Myriad Genetics won a significant victory last month when an appeals court upheld the company's gene patents. But now, The New York Times' Andrew Pollack says, the real battle starts for Myriad. Some experts say the company's test for the BRCA1 and BRCA2 mutations is "technologically outmoded, incomplete and too costly," Pollack reports. The University of Washington's Mary-Claire King, who led the team that discovered the BRCA mutations, tells Pollack that "science has moved beyond what these folks do," and that patients and their doctors need the most up-to-date information to make treatment decisions. Newer DNA sequencing techniques are faster and cheaper than the technology Myriad uses, and soon, Pollack adds, it may be cheaper to sequence an entire genome than to use Myriad's test. For its part, Myriad says it is prepared for the challenge.
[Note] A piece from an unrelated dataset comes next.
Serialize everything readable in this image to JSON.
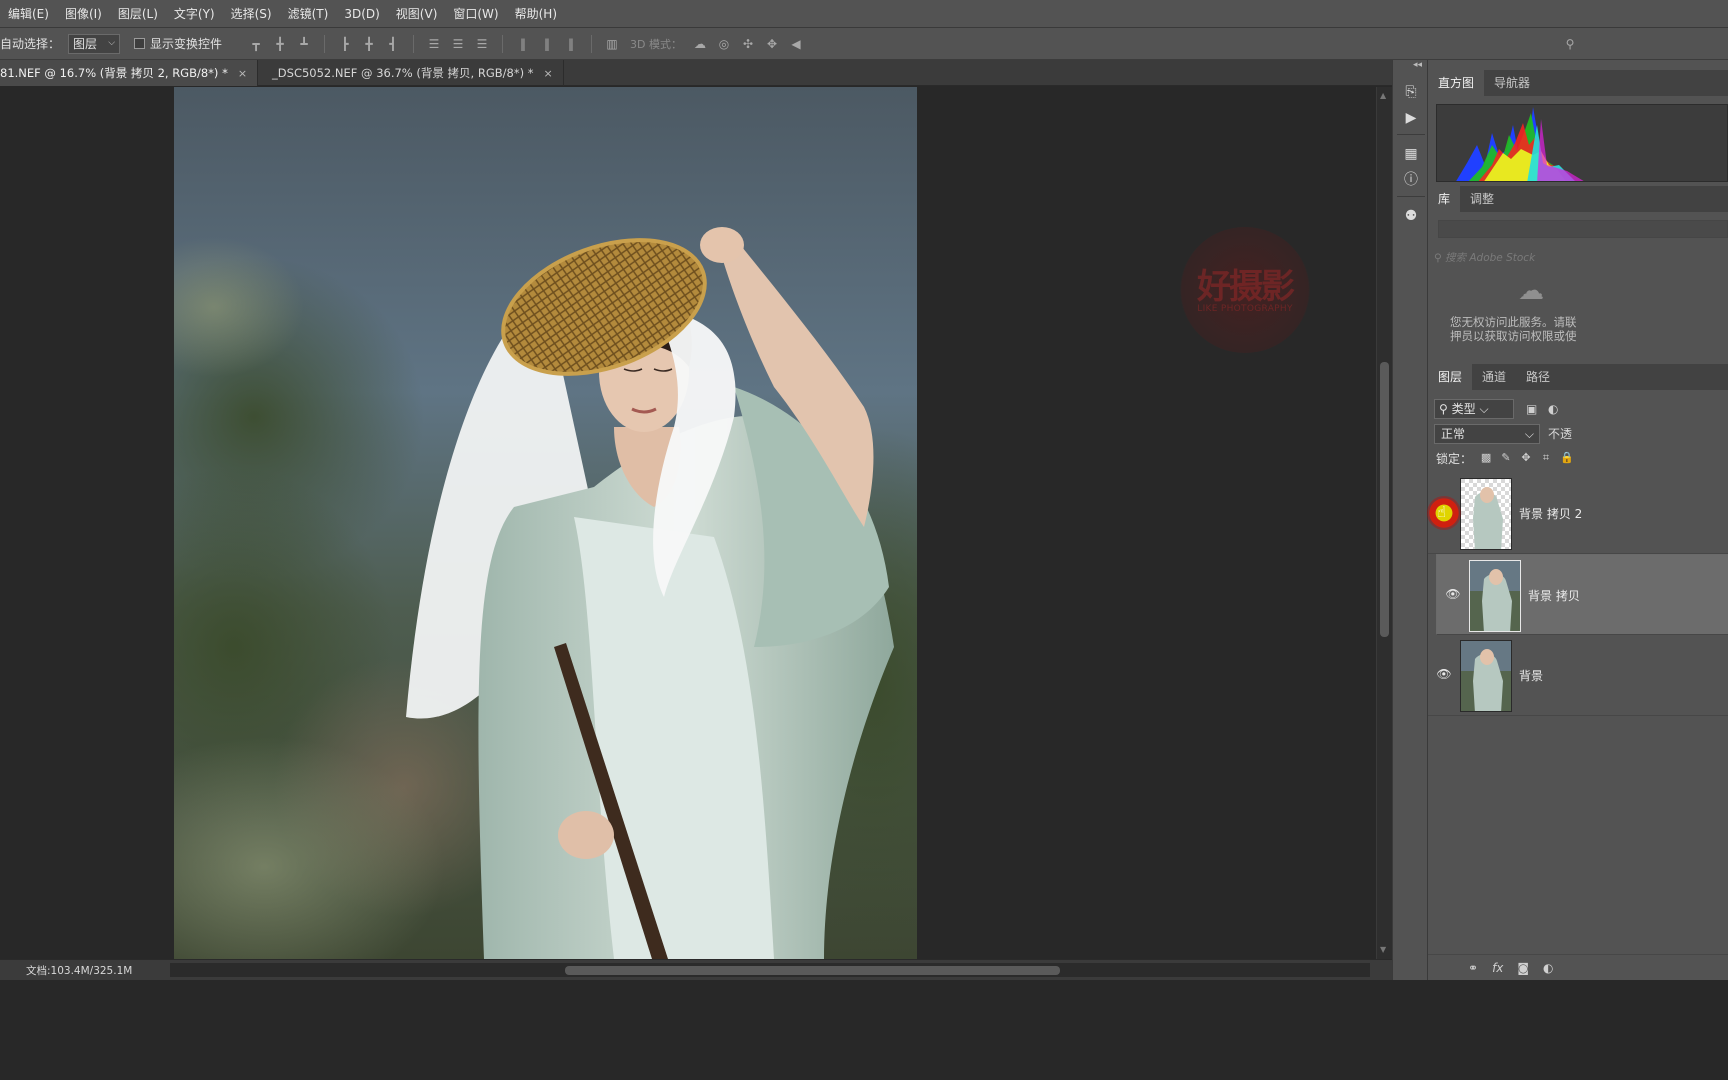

The company's major patents begin to expire in 2014, though Myriad says its patent protection should last until about 2018, and the company's executives say that will give them time to adapt to new technologies and diversify beyond the BRCA test.

The Scan

Not as High as Hoped

The Associated Press says initial results from a trial of CureVac's SARS-CoV-2 vaccine suggests low effectiveness in preventing COVID-19.

Finding Freshwater DNA

A new research project plans to use eDNA sampling to analyze freshwater rivers across the world, the Guardian reports.

Rise in Payments

Kaiser Health News investigates the rise of payments made by medical device companies to surgeons that could be in violation of anti-kickback laws.

Nature Papers Present Ginkgo Biloba Genome Assembly, Collection of Polygenic Indexes, More

In Nature this week: a nearly complete Ginkgo biloba genome assembly, polygenic indexes for dozens of phenotypes, and more.